Segment Open
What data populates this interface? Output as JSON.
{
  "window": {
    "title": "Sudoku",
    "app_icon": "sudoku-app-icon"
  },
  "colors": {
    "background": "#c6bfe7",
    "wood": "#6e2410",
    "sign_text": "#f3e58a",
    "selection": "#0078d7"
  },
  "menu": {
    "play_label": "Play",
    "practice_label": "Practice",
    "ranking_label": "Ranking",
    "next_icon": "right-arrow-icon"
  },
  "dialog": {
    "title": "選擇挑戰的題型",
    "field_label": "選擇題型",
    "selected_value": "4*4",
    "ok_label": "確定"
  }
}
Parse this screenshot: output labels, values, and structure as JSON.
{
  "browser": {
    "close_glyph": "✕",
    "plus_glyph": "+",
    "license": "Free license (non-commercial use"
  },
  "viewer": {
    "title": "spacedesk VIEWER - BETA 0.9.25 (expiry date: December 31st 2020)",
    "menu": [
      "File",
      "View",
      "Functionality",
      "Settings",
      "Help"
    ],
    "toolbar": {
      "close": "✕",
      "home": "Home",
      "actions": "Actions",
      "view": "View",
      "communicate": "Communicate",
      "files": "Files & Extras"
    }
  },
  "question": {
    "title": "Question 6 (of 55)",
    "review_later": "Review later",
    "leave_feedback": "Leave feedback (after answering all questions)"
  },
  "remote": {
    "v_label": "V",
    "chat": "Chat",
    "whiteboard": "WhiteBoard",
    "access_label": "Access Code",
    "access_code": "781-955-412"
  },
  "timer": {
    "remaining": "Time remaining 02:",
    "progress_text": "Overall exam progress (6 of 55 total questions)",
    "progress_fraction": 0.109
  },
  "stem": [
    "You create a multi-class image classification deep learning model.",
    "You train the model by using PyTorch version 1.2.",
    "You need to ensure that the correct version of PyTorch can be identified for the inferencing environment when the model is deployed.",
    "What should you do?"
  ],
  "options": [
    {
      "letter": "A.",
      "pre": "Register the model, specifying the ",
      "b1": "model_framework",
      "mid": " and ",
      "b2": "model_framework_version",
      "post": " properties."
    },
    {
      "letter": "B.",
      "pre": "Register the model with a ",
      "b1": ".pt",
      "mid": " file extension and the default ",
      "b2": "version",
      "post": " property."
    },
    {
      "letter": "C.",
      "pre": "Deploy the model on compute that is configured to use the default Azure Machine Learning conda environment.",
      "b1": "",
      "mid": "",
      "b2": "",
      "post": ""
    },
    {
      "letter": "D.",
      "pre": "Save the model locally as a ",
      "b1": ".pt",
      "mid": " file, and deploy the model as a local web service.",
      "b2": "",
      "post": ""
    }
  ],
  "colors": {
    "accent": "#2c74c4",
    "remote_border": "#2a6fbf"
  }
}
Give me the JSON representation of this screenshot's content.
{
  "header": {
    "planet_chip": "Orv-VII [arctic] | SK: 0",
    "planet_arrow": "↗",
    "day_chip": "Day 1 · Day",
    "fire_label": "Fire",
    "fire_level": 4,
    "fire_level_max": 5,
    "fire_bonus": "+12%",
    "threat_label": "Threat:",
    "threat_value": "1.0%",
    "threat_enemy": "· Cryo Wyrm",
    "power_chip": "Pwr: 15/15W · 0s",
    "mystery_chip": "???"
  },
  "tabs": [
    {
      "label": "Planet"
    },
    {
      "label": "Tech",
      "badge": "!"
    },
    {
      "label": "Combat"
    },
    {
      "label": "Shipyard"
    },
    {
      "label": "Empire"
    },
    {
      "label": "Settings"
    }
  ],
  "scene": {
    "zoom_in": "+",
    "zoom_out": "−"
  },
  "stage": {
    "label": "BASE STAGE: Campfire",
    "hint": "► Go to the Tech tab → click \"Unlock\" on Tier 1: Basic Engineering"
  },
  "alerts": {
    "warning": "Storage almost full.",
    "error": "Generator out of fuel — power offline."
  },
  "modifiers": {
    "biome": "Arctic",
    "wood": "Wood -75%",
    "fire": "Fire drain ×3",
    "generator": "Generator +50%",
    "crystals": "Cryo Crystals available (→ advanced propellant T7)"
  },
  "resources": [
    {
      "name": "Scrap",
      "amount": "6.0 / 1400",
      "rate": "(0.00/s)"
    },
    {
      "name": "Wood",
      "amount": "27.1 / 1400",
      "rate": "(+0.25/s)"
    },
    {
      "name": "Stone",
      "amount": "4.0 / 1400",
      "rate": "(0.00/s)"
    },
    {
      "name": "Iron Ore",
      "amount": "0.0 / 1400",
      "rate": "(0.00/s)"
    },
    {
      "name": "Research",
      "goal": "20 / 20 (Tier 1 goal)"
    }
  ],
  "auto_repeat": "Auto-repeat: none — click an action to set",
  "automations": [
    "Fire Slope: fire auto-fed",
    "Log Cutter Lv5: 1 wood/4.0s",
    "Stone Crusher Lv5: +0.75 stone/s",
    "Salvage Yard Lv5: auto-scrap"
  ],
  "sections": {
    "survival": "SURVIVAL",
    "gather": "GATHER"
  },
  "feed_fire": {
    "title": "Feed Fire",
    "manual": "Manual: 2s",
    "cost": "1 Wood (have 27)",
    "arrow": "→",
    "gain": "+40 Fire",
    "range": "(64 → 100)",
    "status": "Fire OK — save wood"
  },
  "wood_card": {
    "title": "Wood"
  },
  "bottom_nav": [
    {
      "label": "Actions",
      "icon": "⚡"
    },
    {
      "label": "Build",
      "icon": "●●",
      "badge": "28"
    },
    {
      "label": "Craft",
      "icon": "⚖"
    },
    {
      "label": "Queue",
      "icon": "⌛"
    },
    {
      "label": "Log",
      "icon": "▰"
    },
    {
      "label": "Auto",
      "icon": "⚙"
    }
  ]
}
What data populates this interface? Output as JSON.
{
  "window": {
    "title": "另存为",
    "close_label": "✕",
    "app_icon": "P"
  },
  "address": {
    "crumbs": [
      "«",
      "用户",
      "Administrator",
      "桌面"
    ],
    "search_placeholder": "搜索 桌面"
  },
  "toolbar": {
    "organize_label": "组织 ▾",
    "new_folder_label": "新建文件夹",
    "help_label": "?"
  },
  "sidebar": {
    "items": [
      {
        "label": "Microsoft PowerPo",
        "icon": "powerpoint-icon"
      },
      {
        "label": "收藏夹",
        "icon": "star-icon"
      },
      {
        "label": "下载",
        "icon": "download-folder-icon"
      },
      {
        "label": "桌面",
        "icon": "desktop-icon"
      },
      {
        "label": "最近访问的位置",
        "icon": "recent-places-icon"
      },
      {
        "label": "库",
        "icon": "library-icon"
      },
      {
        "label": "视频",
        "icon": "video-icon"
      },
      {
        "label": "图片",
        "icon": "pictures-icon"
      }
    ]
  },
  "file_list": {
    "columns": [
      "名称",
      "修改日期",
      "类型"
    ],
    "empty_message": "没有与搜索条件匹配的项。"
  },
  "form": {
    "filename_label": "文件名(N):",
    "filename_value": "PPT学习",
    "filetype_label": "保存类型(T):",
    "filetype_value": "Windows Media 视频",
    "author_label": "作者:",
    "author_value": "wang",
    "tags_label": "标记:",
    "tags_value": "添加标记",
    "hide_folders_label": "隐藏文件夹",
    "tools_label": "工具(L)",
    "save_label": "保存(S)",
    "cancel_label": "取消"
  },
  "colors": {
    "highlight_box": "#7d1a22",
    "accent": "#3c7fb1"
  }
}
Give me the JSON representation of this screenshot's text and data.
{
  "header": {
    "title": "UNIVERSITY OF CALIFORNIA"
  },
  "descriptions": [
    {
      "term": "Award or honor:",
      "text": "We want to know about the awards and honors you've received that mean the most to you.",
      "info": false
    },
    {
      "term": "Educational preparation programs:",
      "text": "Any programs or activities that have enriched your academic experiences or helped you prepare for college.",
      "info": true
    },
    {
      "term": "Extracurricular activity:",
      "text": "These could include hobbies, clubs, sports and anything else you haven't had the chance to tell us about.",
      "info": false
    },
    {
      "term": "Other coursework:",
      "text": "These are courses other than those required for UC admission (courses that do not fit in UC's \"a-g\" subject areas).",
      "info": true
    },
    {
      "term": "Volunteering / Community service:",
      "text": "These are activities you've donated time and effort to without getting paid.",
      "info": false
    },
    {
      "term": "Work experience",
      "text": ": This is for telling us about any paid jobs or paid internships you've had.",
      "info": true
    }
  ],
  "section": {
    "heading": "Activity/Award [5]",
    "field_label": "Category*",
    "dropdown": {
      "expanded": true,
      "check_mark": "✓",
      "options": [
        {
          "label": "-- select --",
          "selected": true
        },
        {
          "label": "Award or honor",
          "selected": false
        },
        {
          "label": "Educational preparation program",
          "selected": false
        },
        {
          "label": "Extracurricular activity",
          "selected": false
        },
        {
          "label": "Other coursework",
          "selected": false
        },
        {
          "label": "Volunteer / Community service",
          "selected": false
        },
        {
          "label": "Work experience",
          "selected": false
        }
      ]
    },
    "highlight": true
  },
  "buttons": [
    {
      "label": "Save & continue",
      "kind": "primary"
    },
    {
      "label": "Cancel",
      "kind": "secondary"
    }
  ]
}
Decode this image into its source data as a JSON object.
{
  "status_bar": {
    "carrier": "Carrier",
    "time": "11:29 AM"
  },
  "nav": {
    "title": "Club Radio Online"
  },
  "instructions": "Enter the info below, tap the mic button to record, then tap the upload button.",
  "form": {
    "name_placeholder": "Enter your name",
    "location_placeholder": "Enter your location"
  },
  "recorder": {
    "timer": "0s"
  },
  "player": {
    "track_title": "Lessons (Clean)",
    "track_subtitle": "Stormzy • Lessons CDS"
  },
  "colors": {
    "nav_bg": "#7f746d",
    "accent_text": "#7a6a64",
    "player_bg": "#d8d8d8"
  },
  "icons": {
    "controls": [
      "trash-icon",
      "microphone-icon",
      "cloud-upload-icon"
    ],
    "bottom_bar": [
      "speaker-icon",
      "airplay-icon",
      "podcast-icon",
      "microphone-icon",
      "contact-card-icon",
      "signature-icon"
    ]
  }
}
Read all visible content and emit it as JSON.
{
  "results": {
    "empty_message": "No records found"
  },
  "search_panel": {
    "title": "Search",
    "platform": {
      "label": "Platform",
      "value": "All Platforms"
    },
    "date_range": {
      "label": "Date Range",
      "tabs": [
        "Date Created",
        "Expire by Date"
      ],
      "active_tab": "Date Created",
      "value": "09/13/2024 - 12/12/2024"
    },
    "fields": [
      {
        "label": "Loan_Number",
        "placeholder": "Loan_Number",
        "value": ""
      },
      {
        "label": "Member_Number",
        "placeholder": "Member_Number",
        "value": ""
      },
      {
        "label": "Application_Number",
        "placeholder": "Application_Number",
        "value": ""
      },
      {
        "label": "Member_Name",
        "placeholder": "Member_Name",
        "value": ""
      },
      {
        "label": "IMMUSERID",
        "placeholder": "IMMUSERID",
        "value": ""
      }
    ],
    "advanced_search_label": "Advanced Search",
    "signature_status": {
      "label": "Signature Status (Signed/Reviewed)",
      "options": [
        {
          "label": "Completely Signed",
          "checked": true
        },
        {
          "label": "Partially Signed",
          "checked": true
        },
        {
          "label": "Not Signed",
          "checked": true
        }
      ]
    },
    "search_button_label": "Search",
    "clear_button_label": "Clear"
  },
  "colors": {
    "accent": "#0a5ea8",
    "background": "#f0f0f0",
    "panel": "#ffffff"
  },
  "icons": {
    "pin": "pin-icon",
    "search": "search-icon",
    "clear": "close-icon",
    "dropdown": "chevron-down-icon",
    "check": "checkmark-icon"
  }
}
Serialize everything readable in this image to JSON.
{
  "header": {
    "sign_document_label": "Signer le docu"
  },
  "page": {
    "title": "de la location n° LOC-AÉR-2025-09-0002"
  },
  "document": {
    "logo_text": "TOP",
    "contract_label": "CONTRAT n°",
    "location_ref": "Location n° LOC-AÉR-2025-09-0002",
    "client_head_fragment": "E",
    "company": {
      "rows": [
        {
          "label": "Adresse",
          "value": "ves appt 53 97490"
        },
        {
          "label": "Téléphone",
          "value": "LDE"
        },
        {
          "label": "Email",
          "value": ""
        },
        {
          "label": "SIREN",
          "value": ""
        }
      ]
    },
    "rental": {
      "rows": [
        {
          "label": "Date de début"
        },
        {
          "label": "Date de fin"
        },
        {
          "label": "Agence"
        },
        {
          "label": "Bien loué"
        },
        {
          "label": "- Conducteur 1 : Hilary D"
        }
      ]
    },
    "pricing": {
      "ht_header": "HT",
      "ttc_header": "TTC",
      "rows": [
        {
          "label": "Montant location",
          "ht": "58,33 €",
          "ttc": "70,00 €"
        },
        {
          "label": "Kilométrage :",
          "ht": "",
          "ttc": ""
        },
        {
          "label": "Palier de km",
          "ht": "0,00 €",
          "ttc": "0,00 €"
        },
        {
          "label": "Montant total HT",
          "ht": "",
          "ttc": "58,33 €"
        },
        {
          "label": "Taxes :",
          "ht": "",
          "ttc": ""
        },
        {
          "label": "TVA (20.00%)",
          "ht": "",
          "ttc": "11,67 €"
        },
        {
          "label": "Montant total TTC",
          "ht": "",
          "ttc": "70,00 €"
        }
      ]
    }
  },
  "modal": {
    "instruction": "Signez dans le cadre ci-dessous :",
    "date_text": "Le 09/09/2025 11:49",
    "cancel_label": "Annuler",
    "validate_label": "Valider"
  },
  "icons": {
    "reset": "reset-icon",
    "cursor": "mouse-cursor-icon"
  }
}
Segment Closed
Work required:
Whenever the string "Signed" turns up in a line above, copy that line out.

Answer section:
      "label": "Signature Status (Signed/Reviewed)",
          "label": "Completely Signed",
          "label": "Partially Signed",
          "label": "Not Signed",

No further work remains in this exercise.